"The stone rejected by the builders has become the cornerstone." Mt 21:43The scriptures are full of stories of intrigue and violence. Today we are presented with two of them, Joseph sold into slavery by his own brothers, and the son of the vineyard owner killed by the tenants. In Lent, of course, they are preparing us for Jesus' suffering and death, but there is also a telling reminder in the middle of today's gospel. When we see only with our eyes and "not by faith," we miss hugely important lessons.
Engineers and architects have been fascinated for centuries by the simple but elegant style and form of Roman arches. Strong today even after 2000 years, the arches are built with stones almost exactly the same in size, except for the capstone which allows the arch to stand freely and strongly. The capstone is chipped at and broken so that it fits perfectly between the others.
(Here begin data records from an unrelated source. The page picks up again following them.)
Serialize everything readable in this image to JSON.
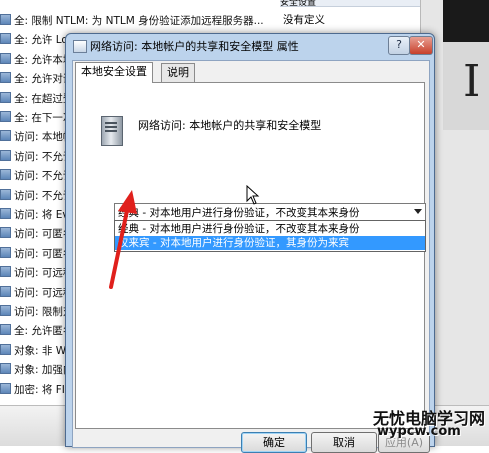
{
  "background": {
    "column_header": "安全设置",
    "rows": [
      {
        "text": "全: 限制 NTLM: 为 NTLM 身份验证添加远程服务器...",
        "setting": "没有定义"
      },
      {
        "text": "全: 允许 Lo",
        "setting": ""
      },
      {
        "text": "全: 允许本地",
        "setting": ""
      },
      {
        "text": "全: 允许对话",
        "setting": ""
      },
      {
        "text": "全: 在超过登",
        "setting": ""
      },
      {
        "text": "全: 在下一次",
        "setting": ""
      },
      {
        "text": "访问: 本地帐户",
        "setting": ""
      },
      {
        "text": "访问: 不允许 S",
        "setting": ""
      },
      {
        "text": "访问: 不允许 S",
        "setting": ""
      },
      {
        "text": "访问: 不允许存",
        "setting": ""
      },
      {
        "text": "访问: 将 Every",
        "setting": ""
      },
      {
        "text": "访问: 可匿名访",
        "setting": ""
      },
      {
        "text": "访问: 可匿名访",
        "setting": ""
      },
      {
        "text": "访问: 可远程访",
        "setting": ""
      },
      {
        "text": "访问: 可远程访",
        "setting": ""
      },
      {
        "text": "访问: 限制对命",
        "setting": ""
      },
      {
        "text": "全: 允许匿名",
        "setting": ""
      },
      {
        "text": "对象: 非 Windo",
        "setting": ""
      },
      {
        "text": "对象: 加强内部",
        "setting": ""
      },
      {
        "text": "加密: 将 FIPS",
        "setting": ""
      }
    ],
    "buttons": {
      "ok": "确定",
      "cancel": "取消",
      "apply": "应用(A)"
    }
  },
  "dialog": {
    "title": "网络访问: 本地帐户的共享和安全模型 属性",
    "help_label": "?",
    "close_label": "✕",
    "tabs": [
      {
        "label": "本地安全设置",
        "active": true
      },
      {
        "label": "说明",
        "active": false
      }
    ],
    "policy_name": "网络访问: 本地帐户的共享和安全模型",
    "select": {
      "value": "经典 - 对本地用户进行身份验证，不改变其本来身份",
      "options": [
        {
          "label": "经典 - 对本地用户进行身份验证，不改变其本来身份",
          "highlighted": false
        },
        {
          "label": "仅来宾 - 对本地用户进行身份验证，其身份为来宾",
          "highlighted": true
        }
      ]
    },
    "buttons": {
      "ok": "确定",
      "cancel": "取消",
      "apply": "应用(A)"
    }
  },
  "watermark": {
    "name": "无忧电脑学习网",
    "url": "wypcw.com"
  },
  "colors": {
    "highlight": "#3399ff",
    "annotation_arrow": "#e0201c",
    "titlebar": "#bcd3ec"
  },
  "icons": {
    "window": "policy-window-icon",
    "policy": "server-policy-icon",
    "dropdown": "chevron-down-icon",
    "cursor": "mouse-pointer-icon"
  }
}
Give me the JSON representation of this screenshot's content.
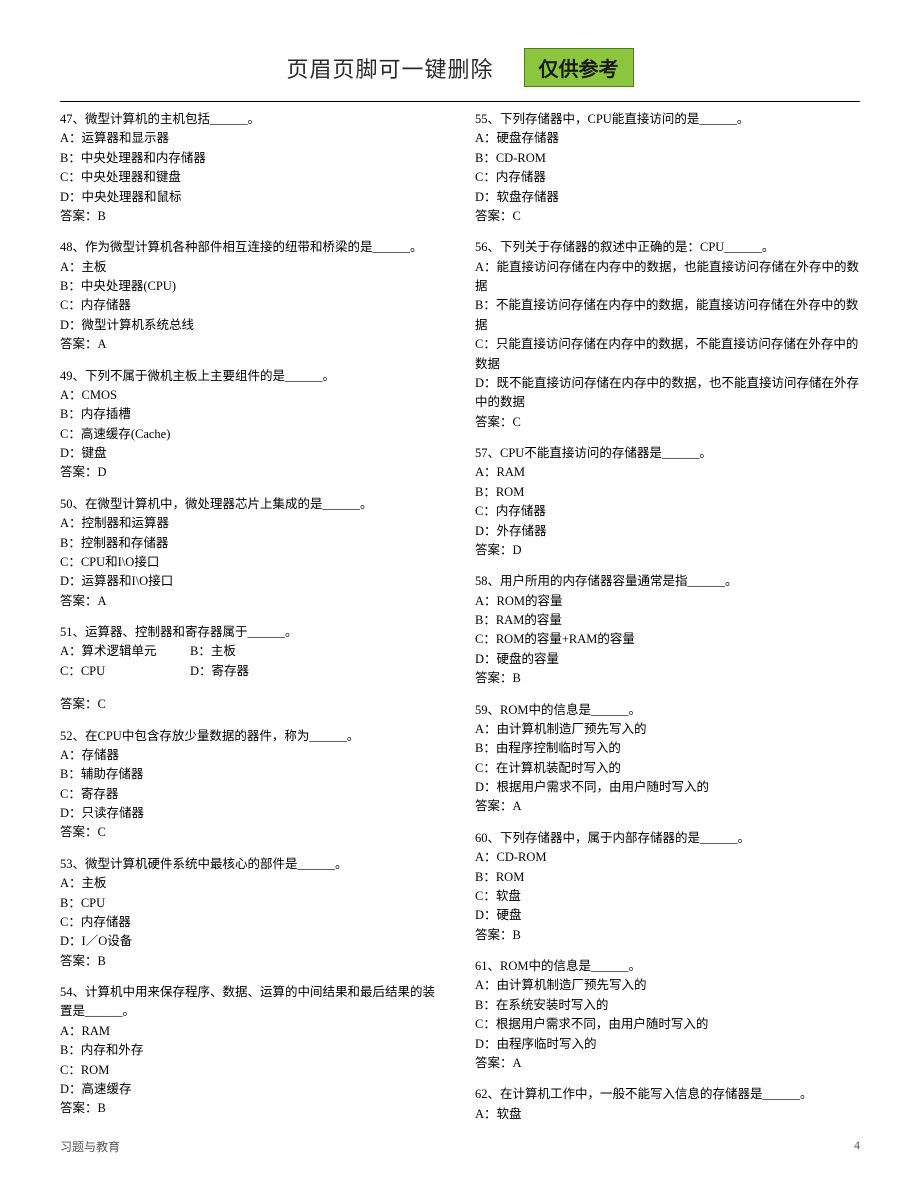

Rejected as a a regular building stone because of its odd shape, it becomes the capstone only after it is hacked at and formed in a way that allows the rest to stand together. Our capstone, of course, is the Christ, who suffers so that the "arch" of God's kingdom can endure.
What a great lesson. While suffering is one of the most difficult of human experiences to explain, understand and accept, it comes to us all. Joseph must have been overwhelmed with hurt and sorrow when his brothers, out of jealousy, sold him to the Ishmaelites for twenty pieces of silver. And the son of the vineyard owner in the gospel was killed, not because on anything he did, but simply because he was the messenger. Both Joseph and the owner's son remind us to reflect deeply about our own envies and jealousies. How often we "kill" others with words and rumors thinking we can advance our owns standing in the community, only to have the one attacked become a symbol of hope by her willingness to endure suffering for a greater good. Women and men like Joseph and the vineyard owner's son are capstones and Christ figures who challenge us to transformation through suffering.
Today, welcome the uncomfortable and confusing.
When has suffering in your own life helped you enter more deeply into the mystery of God's love?